▶ [GOAL OF THE EXERCISE]: Every record that follows is to be copied exactly, with the pictures omitted.

** Opening SUPPLIED MATERIAL block **

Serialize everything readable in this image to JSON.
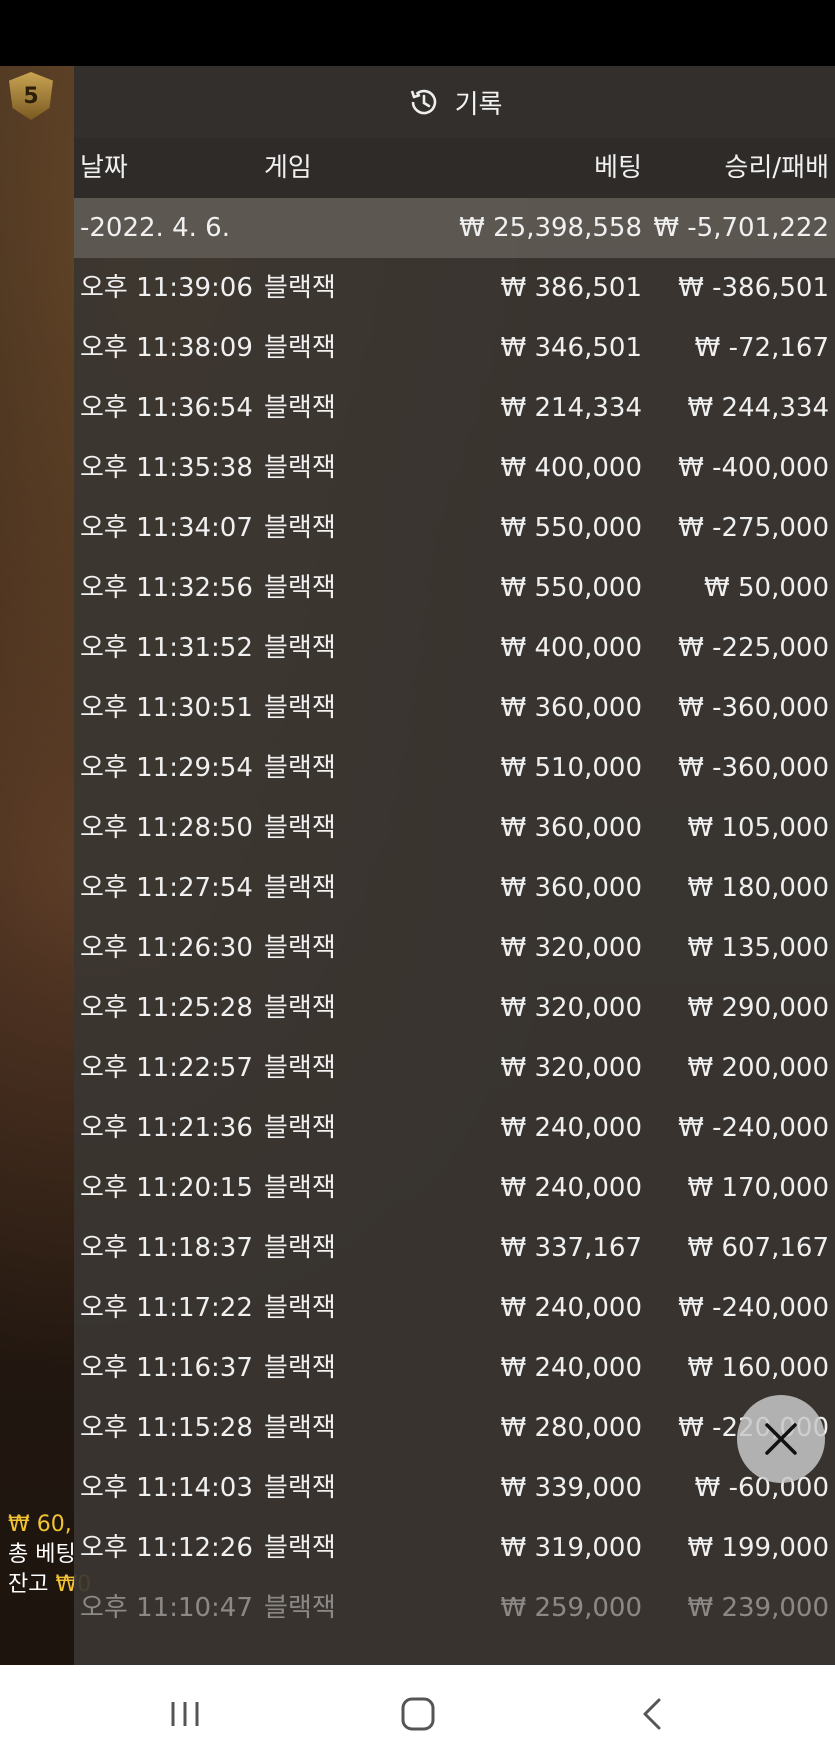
{
  "panel": {
    "title": "기록",
    "title_icon": "history-icon"
  },
  "columns": {
    "date": "날짜",
    "game": "게임",
    "bet": "베팅",
    "result": "승리/패배"
  },
  "summary": {
    "date": "-2022. 4. 6.",
    "bet": "₩ 25,398,558",
    "result": "₩ -5,701,222"
  },
  "rows": [
    {
      "time": "오후 11:39:06",
      "game": "블랙잭",
      "bet": "₩ 386,501",
      "result": "₩ -386,501"
    },
    {
      "time": "오후 11:38:09",
      "game": "블랙잭",
      "bet": "₩ 346,501",
      "result": "₩ -72,167"
    },
    {
      "time": "오후 11:36:54",
      "game": "블랙잭",
      "bet": "₩ 214,334",
      "result": "₩ 244,334"
    },
    {
      "time": "오후 11:35:38",
      "game": "블랙잭",
      "bet": "₩ 400,000",
      "result": "₩ -400,000"
    },
    {
      "time": "오후 11:34:07",
      "game": "블랙잭",
      "bet": "₩ 550,000",
      "result": "₩ -275,000"
    },
    {
      "time": "오후 11:32:56",
      "game": "블랙잭",
      "bet": "₩ 550,000",
      "result": "₩ 50,000"
    },
    {
      "time": "오후 11:31:52",
      "game": "블랙잭",
      "bet": "₩ 400,000",
      "result": "₩ -225,000"
    },
    {
      "time": "오후 11:30:51",
      "game": "블랙잭",
      "bet": "₩ 360,000",
      "result": "₩ -360,000"
    },
    {
      "time": "오후 11:29:54",
      "game": "블랙잭",
      "bet": "₩ 510,000",
      "result": "₩ -360,000"
    },
    {
      "time": "오후 11:28:50",
      "game": "블랙잭",
      "bet": "₩ 360,000",
      "result": "₩ 105,000"
    },
    {
      "time": "오후 11:27:54",
      "game": "블랙잭",
      "bet": "₩ 360,000",
      "result": "₩ 180,000"
    },
    {
      "time": "오후 11:26:30",
      "game": "블랙잭",
      "bet": "₩ 320,000",
      "result": "₩ 135,000"
    },
    {
      "time": "오후 11:25:28",
      "game": "블랙잭",
      "bet": "₩ 320,000",
      "result": "₩ 290,000"
    },
    {
      "time": "오후 11:22:57",
      "game": "블랙잭",
      "bet": "₩ 320,000",
      "result": "₩ 200,000"
    },
    {
      "time": "오후 11:21:36",
      "game": "블랙잭",
      "bet": "₩ 240,000",
      "result": "₩ -240,000"
    },
    {
      "time": "오후 11:20:15",
      "game": "블랙잭",
      "bet": "₩ 240,000",
      "result": "₩ 170,000"
    },
    {
      "time": "오후 11:18:37",
      "game": "블랙잭",
      "bet": "₩ 337,167",
      "result": "₩ 607,167"
    },
    {
      "time": "오후 11:17:22",
      "game": "블랙잭",
      "bet": "₩ 240,000",
      "result": "₩ -240,000"
    },
    {
      "time": "오후 11:16:37",
      "game": "블랙잭",
      "bet": "₩ 240,000",
      "result": "₩ 160,000"
    },
    {
      "time": "오후 11:15:28",
      "game": "블랙잭",
      "bet": "₩ 280,000",
      "result": "₩ -220,000"
    },
    {
      "time": "오후 11:14:03",
      "game": "블랙잭",
      "bet": "₩ 339,000",
      "result": "₩ -60,000"
    },
    {
      "time": "오후 11:12:26",
      "game": "블랙잭",
      "bet": "₩ 319,000",
      "result": "₩ 199,000"
    },
    {
      "time": "오후 11:10:47",
      "game": "블랙잭",
      "bet": "₩ 259,000",
      "result": "₩ 239,000"
    }
  ],
  "background": {
    "level": "5",
    "amount": "₩ 60,",
    "total_bet_label": "총 베팅",
    "balance_label": "잔고",
    "balance_value": "₩0"
  },
  "colors": {
    "panel": "#3a3632",
    "accent_gold": "#f1c232"
  },
  "close_button": {
    "icon": "close-icon"
  },
  "navbar": {
    "recent_icon": "recent-apps-icon",
    "home_icon": "home-icon",
    "back_icon": "back-icon"
  }
}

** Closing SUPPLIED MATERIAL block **

▶ [WRITTEN RESPONSE]:
Serialize everything readable in this image to JSON.
{
  "panel": {
    "title": "기록",
    "title_icon": "history-icon"
  },
  "columns": {
    "date": "날짜",
    "game": "게임",
    "bet": "베팅",
    "result": "승리/패배"
  },
  "summary": {
    "date": "-2022. 4. 6.",
    "bet": "₩ 25,398,558",
    "result": "₩ -5,701,222"
  },
  "rows": [
    {
      "time": "오후 11:39:06",
      "game": "블랙잭",
      "bet": "₩ 386,501",
      "result": "₩ -386,501"
    },
    {
      "time": "오후 11:38:09",
      "game": "블랙잭",
      "bet": "₩ 346,501",
      "result": "₩ -72,167"
    },
    {
      "time": "오후 11:36:54",
      "game": "블랙잭",
      "bet": "₩ 214,334",
      "result": "₩ 244,334"
    },
    {
      "time": "오후 11:35:38",
      "game": "블랙잭",
      "bet": "₩ 400,000",
      "result": "₩ -400,000"
    },
    {
      "time": "오후 11:34:07",
      "game": "블랙잭",
      "bet": "₩ 550,000",
      "result": "₩ -275,000"
    },
    {
      "time": "오후 11:32:56",
      "game": "블랙잭",
      "bet": "₩ 550,000",
      "result": "₩ 50,000"
    },
    {
      "time": "오후 11:31:52",
      "game": "블랙잭",
      "bet": "₩ 400,000",
      "result": "₩ -225,000"
    },
    {
      "time": "오후 11:30:51",
      "game": "블랙잭",
      "bet": "₩ 360,000",
      "result": "₩ -360,000"
    },
    {
      "time": "오후 11:29:54",
      "game": "블랙잭",
      "bet": "₩ 510,000",
      "result": "₩ -360,000"
    },
    {
      "time": "오후 11:28:50",
      "game": "블랙잭",
      "bet": "₩ 360,000",
      "result": "₩ 105,000"
    },
    {
      "time": "오후 11:27:54",
      "game": "블랙잭",
      "bet": "₩ 360,000",
      "result": "₩ 180,000"
    },
    {
      "time": "오후 11:26:30",
      "game": "블랙잭",
      "bet": "₩ 320,000",
      "result": "₩ 135,000"
    },
    {
      "time": "오후 11:25:28",
      "game": "블랙잭",
      "bet": "₩ 320,000",
      "result": "₩ 290,000"
    },
    {
      "time": "오후 11:22:57",
      "game": "블랙잭",
      "bet": "₩ 320,000",
      "result": "₩ 200,000"
    },
    {
      "time": "오후 11:21:36",
      "game": "블랙잭",
      "bet": "₩ 240,000",
      "result": "₩ -240,000"
    },
    {
      "time": "오후 11:20:15",
      "game": "블랙잭",
      "bet": "₩ 240,000",
      "result": "₩ 170,000"
    },
    {
      "time": "오후 11:18:37",
      "game": "블랙잭",
      "bet": "₩ 337,167",
      "result": "₩ 607,167"
    },
    {
      "time": "오후 11:17:22",
      "game": "블랙잭",
      "bet": "₩ 240,000",
      "result": "₩ -240,000"
    },
    {
      "time": "오후 11:16:37",
      "game": "블랙잭",
      "bet": "₩ 240,000",
      "result": "₩ 160,000"
    },
    {
      "time": "오후 11:15:28",
      "game": "블랙잭",
      "bet": "₩ 280,000",
      "result": "₩ -220,000"
    },
    {
      "time": "오후 11:14:03",
      "game": "블랙잭",
      "bet": "₩ 339,000",
      "result": "₩ -60,000"
    },
    {
      "time": "오후 11:12:26",
      "game": "블랙잭",
      "bet": "₩ 319,000",
      "result": "₩ 199,000"
    },
    {
      "time": "오후 11:10:47",
      "game": "블랙잭",
      "bet": "₩ 259,000",
      "result": "₩ 239,000"
    }
  ],
  "background": {
    "level": "5",
    "amount": "₩ 60,",
    "total_bet_label": "총 베팅",
    "balance_label": "잔고",
    "balance_value": "₩0"
  },
  "colors": {
    "panel": "#3a3632",
    "accent_gold": "#f1c232"
  },
  "close_button": {
    "icon": "close-icon"
  },
  "navbar": {
    "recent_icon": "recent-apps-icon",
    "home_icon": "home-icon",
    "back_icon": "back-icon"
  }
}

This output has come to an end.